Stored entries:
+ + +
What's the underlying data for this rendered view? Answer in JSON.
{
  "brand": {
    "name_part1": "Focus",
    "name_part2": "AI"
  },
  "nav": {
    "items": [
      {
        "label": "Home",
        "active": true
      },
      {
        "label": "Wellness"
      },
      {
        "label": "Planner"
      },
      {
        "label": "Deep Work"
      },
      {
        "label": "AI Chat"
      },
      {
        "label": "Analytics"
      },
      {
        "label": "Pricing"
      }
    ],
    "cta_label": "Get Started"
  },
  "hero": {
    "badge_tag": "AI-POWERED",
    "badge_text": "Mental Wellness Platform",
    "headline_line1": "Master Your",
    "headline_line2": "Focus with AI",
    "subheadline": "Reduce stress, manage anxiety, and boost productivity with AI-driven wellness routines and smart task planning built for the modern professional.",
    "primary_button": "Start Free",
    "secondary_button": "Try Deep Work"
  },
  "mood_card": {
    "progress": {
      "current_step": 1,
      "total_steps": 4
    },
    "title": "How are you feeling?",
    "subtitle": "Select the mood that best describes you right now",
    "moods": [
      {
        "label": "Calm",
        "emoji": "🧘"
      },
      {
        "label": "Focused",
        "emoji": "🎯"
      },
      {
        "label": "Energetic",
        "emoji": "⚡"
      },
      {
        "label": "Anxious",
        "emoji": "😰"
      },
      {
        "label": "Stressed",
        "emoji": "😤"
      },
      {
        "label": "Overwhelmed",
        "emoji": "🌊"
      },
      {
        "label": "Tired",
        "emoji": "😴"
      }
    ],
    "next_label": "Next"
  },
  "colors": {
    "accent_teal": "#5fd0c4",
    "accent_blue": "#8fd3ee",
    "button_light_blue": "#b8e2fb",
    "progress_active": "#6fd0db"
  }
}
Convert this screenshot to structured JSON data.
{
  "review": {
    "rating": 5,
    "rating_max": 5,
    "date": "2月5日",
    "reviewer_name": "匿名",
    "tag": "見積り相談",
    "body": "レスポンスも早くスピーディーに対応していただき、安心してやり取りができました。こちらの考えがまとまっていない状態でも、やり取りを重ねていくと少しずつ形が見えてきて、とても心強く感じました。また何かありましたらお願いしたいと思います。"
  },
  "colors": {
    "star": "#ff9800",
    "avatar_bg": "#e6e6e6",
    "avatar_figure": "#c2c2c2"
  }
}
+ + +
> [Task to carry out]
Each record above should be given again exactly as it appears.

> [Your solution]
What's the underlying data for this rendered view? Answer in JSON.
{
  "brand": {
    "name_part1": "Focus",
    "name_part2": "AI"
  },
  "nav": {
    "items": [
      {
        "label": "Home",
        "active": true
      },
      {
        "label": "Wellness"
      },
      {
        "label": "Planner"
      },
      {
        "label": "Deep Work"
      },
      {
        "label": "AI Chat"
      },
      {
        "label": "Analytics"
      },
      {
        "label": "Pricing"
      }
    ],
    "cta_label": "Get Started"
  },
  "hero": {
    "badge_tag": "AI-POWERED",
    "badge_text": "Mental Wellness Platform",
    "headline_line1": "Master Your",
    "headline_line2": "Focus with AI",
    "subheadline": "Reduce stress, manage anxiety, and boost productivity with AI-driven wellness routines and smart task planning built for the modern professional.",
    "primary_button": "Start Free",
    "secondary_button": "Try Deep Work"
  },
  "mood_card": {
    "progress": {
      "current_step": 1,
      "total_steps": 4
    },
    "title": "How are you feeling?",
    "subtitle": "Select the mood that best describes you right now",
    "moods": [
      {
        "label": "Calm",
        "emoji": "🧘"
      },
      {
        "label": "Focused",
        "emoji": "🎯"
      },
      {
        "label": "Energetic",
        "emoji": "⚡"
      },
      {
        "label": "Anxious",
        "emoji": "😰"
      },
      {
        "label": "Stressed",
        "emoji": "😤"
      },
      {
        "label": "Overwhelmed",
        "emoji": "🌊"
      },
      {
        "label": "Tired",
        "emoji": "😴"
      }
    ],
    "next_label": "Next"
  },
  "colors": {
    "accent_teal": "#5fd0c4",
    "accent_blue": "#8fd3ee",
    "button_light_blue": "#b8e2fb",
    "progress_active": "#6fd0db"
  }
}
Convert this screenshot to structured JSON data.
{
  "review": {
    "rating": 5,
    "rating_max": 5,
    "date": "2月5日",
    "reviewer_name": "匿名",
    "tag": "見積り相談",
    "body": "レスポンスも早くスピーディーに対応していただき、安心してやり取りができました。こちらの考えがまとまっていない状態でも、やり取りを重ねていくと少しずつ形が見えてきて、とても心強く感じました。また何かありましたらお願いしたいと思います。"
  },
  "colors": {
    "star": "#ff9800",
    "avatar_bg": "#e6e6e6",
    "avatar_figure": "#c2c2c2"
  }
}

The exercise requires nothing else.